Task material =>
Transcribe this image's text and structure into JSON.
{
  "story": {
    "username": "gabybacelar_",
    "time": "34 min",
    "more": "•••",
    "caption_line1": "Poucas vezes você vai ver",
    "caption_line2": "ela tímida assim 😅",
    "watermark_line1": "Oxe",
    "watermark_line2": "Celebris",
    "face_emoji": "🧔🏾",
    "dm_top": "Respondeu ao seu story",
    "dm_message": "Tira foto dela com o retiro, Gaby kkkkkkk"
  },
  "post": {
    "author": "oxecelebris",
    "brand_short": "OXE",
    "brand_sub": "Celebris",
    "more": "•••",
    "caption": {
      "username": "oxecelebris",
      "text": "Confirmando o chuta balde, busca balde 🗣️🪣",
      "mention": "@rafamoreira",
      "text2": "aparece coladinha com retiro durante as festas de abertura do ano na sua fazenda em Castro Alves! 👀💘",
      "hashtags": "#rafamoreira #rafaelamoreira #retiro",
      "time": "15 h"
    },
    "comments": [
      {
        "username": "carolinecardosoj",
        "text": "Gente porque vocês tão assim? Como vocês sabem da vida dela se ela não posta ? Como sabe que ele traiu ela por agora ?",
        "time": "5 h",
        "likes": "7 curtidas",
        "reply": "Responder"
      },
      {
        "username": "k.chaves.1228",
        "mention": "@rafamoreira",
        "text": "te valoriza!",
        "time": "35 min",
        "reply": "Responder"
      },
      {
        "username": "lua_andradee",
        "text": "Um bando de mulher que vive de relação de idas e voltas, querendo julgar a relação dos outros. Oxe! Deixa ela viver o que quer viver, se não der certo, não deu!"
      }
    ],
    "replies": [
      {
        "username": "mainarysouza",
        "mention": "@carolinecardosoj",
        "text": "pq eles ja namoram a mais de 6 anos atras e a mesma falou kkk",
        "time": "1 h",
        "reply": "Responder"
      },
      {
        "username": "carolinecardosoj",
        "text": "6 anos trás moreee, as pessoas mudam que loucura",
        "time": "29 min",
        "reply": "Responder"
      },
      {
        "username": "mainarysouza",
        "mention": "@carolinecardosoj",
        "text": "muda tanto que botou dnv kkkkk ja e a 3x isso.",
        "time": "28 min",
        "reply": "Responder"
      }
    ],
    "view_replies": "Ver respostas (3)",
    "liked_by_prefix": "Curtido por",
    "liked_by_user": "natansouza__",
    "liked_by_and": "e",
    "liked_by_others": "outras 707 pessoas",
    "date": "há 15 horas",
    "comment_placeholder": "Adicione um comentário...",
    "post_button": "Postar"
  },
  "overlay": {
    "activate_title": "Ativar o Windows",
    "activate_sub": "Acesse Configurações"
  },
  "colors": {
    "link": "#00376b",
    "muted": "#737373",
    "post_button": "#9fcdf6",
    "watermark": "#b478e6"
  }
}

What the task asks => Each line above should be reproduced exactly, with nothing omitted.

Task response =>
Transcribe this image's text and structure into JSON.
{
  "story": {
    "username": "gabybacelar_",
    "time": "34 min",
    "more": "•••",
    "caption_line1": "Poucas vezes você vai ver",
    "caption_line2": "ela tímida assim 😅",
    "watermark_line1": "Oxe",
    "watermark_line2": "Celebris",
    "face_emoji": "🧔🏾",
    "dm_top": "Respondeu ao seu story",
    "dm_message": "Tira foto dela com o retiro, Gaby kkkkkkk"
  },
  "post": {
    "author": "oxecelebris",
    "brand_short": "OXE",
    "brand_sub": "Celebris",
    "more": "•••",
    "caption": {
      "username": "oxecelebris",
      "text": "Confirmando o chuta balde, busca balde 🗣️🪣",
      "mention": "@rafamoreira",
      "text2": "aparece coladinha com retiro durante as festas de abertura do ano na sua fazenda em Castro Alves! 👀💘",
      "hashtags": "#rafamoreira #rafaelamoreira #retiro",
      "time": "15 h"
    },
    "comments": [
      {
        "username": "carolinecardosoj",
        "text": "Gente porque vocês tão assim? Como vocês sabem da vida dela se ela não posta ? Como sabe que ele traiu ela por agora ?",
        "time": "5 h",
        "likes": "7 curtidas",
        "reply": "Responder"
      },
      {
        "username": "k.chaves.1228",
        "mention": "@rafamoreira",
        "text": "te valoriza!",
        "time": "35 min",
        "reply": "Responder"
      },
      {
        "username": "lua_andradee",
        "text": "Um bando de mulher que vive de relação de idas e voltas, querendo julgar a relação dos outros. Oxe! Deixa ela viver o que quer viver, se não der certo, não deu!"
      }
    ],
    "replies": [
      {
        "username": "mainarysouza",
        "mention": "@carolinecardosoj",
        "text": "pq eles ja namoram a mais de 6 anos atras e a mesma falou kkk",
        "time": "1 h",
        "reply": "Responder"
      },
      {
        "username": "carolinecardosoj",
        "text": "6 anos trás moreee, as pessoas mudam que loucura",
        "time": "29 min",
        "reply": "Responder"
      },
      {
        "username": "mainarysouza",
        "mention": "@carolinecardosoj",
        "text": "muda tanto que botou dnv kkkkk ja e a 3x isso.",
        "time": "28 min",
        "reply": "Responder"
      }
    ],
    "view_replies": "Ver respostas (3)",
    "liked_by_prefix": "Curtido por",
    "liked_by_user": "natansouza__",
    "liked_by_and": "e",
    "liked_by_others": "outras 707 pessoas",
    "date": "há 15 horas",
    "comment_placeholder": "Adicione um comentário...",
    "post_button": "Postar"
  },
  "overlay": {
    "activate_title": "Ativar o Windows",
    "activate_sub": "Acesse Configurações"
  },
  "colors": {
    "link": "#00376b",
    "muted": "#737373",
    "post_button": "#9fcdf6",
    "watermark": "#b478e6"
  }
}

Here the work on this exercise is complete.